We Need Axes, Not Taxes

By Kelly McCutchen Governor Sonny Perdue gave his first Budget Address this week. It is a speech that no governor likes to give, and one he certainly hopes not to give again. The new administration barely had time to clean up the confetti after its historic victory party in November before finding themselves in the middle of an historic budget crisis. The news was bad. For the first time in 50 years, state revenue collections were less than the previous year – easily the worst budget crisis in the modern era. In his budget address, the governor outlined a plan of budget cuts in some areas, tapping a portion of the state’s “rainy day fund” and a package of fee… View Article
By Chris Carr Right or wrong, needed or unneeded, government regulates commerce all of the time. Government will mandate, for instance, how much pollution may be released into the air, how many handicapped spaces must be included in a parking lot at a shopping center and whether warning labels must be used on particular products. Usually, these regulations do not cross the line into micromanaging private industry. Typically, politicians have not dared to tread into the realm of telling a business how it should operate and what it will or won’t sell. Apparently, the DeKalb County Commission doesn’t play by these time-honored rules.

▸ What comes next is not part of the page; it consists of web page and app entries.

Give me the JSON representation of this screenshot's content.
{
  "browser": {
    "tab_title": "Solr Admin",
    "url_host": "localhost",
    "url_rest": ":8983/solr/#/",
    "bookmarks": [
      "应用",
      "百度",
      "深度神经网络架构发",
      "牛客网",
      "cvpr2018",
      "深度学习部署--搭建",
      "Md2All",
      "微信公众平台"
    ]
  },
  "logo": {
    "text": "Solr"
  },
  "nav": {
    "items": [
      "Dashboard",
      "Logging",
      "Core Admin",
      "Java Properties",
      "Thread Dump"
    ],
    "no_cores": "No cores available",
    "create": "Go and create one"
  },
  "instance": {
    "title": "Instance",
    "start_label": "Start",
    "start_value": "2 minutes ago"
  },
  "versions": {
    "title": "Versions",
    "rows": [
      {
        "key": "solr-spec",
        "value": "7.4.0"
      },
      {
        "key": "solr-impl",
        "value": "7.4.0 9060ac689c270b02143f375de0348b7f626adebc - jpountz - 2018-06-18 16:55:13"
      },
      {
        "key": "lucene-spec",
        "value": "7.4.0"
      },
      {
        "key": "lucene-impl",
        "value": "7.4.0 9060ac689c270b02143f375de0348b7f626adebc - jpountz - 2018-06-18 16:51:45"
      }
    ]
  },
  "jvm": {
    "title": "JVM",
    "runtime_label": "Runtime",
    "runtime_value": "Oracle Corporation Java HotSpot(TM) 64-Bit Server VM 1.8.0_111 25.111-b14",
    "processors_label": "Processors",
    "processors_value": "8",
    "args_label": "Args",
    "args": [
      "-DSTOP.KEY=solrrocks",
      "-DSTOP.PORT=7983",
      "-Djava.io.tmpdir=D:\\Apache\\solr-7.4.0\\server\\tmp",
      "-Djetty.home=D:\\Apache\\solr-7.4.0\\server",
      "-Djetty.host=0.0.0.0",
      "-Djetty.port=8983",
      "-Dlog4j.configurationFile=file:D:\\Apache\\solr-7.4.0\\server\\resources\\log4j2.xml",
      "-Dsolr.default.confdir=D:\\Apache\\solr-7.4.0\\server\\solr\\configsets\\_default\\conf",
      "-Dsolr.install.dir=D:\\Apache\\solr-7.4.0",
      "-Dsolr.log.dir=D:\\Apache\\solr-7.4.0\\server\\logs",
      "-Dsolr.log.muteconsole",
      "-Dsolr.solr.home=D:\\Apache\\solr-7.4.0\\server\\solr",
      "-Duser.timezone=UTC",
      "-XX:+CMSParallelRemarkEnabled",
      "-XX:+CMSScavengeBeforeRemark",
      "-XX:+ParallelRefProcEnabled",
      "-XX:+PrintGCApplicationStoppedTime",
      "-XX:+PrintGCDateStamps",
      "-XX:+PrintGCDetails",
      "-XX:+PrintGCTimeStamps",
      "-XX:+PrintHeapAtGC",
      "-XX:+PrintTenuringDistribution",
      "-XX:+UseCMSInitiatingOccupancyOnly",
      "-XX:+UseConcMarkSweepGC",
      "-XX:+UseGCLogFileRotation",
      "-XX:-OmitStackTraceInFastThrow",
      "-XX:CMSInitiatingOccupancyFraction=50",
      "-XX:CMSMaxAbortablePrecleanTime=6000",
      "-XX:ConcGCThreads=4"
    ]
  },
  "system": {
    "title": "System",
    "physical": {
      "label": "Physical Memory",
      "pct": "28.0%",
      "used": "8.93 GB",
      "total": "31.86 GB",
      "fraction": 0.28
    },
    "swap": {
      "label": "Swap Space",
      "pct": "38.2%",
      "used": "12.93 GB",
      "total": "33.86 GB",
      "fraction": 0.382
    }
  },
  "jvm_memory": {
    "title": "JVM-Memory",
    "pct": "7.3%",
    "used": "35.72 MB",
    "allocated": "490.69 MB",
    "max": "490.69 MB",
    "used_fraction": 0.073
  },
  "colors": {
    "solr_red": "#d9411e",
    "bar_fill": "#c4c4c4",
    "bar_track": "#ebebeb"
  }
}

They recently stepped over the line by banning smoking in the private sector and began a new… View Article
By Kelly McCutchen People love trivia, so here’s a test: Describe the boundaries of your U.S. congressional district, as well as your Georgia House and Senate district. No clue? Don’t feel bad; outside of political operatives that keep district maps on their Palm Pilot, few people can pass the test. That’s why the biggest surprise for many voters on Election Day was not finding out the results of the election after they voted, but discovering what district they were in when they entered the voting booth. It’s bad enough that most voters can’t identify their elected officials, as Jay Leno so often points out with his “man on the street” interviews. But by creating these irregular shapes that we call… View Article

Death Taxes Cost Us Sprawl

Jefferson G. Edgens, Ph.D. Anti-sprawl or slow-growth campaigns have erupted across the nation during this decade. Slow-growth advocates claim sprawl costs us all.  What they should be saying is the death tax costs us sprawl. Indeed, the loss of farmland and wildlife habitat to an ever-increasing desire to live the American Dream has become a major political battle. Ironically, as anti-growth forces argue for more governmental restrictions, the elimination of one government policy —  the onerous and arbitrary federal ‘death’ or estate tax — could correct some of our sprawl-related problems. The estate tax — levied on the value of one’s assets (land, business, bank accounts, stocks, bonds, etc.) at the time of death — currently encompasses a broad… View Article

The Tide is Turning

By Kelly McCutchen “I think it’s so irritating that once I die, 55 percent of my money goes to the United States government. You know why that’s so irritating? Because you have already paid nearly 50 percent on that money.”  — Oprah Winfrey “…for too long the [British] tax system has undervalued entrepreneurship and investment.” — Gordon Brown, Chancellor of the Exchequer (United Kingdom) When a pop icon like Oprah Winfrey and Britain’s Labor government both call for tax cuts, it is safe to say that the idea has become mainstream. Ms. Winfrey’s comment came during the taping of her television show. The shocker from Great Britain came from a March budget address by Chancellor of the Exchequer Gordon Brown,… View Article

Finally, a one volume resource from an independent source that gives those of us in public life a new view on which to make public policy.

Governor Roy Barnes more quotes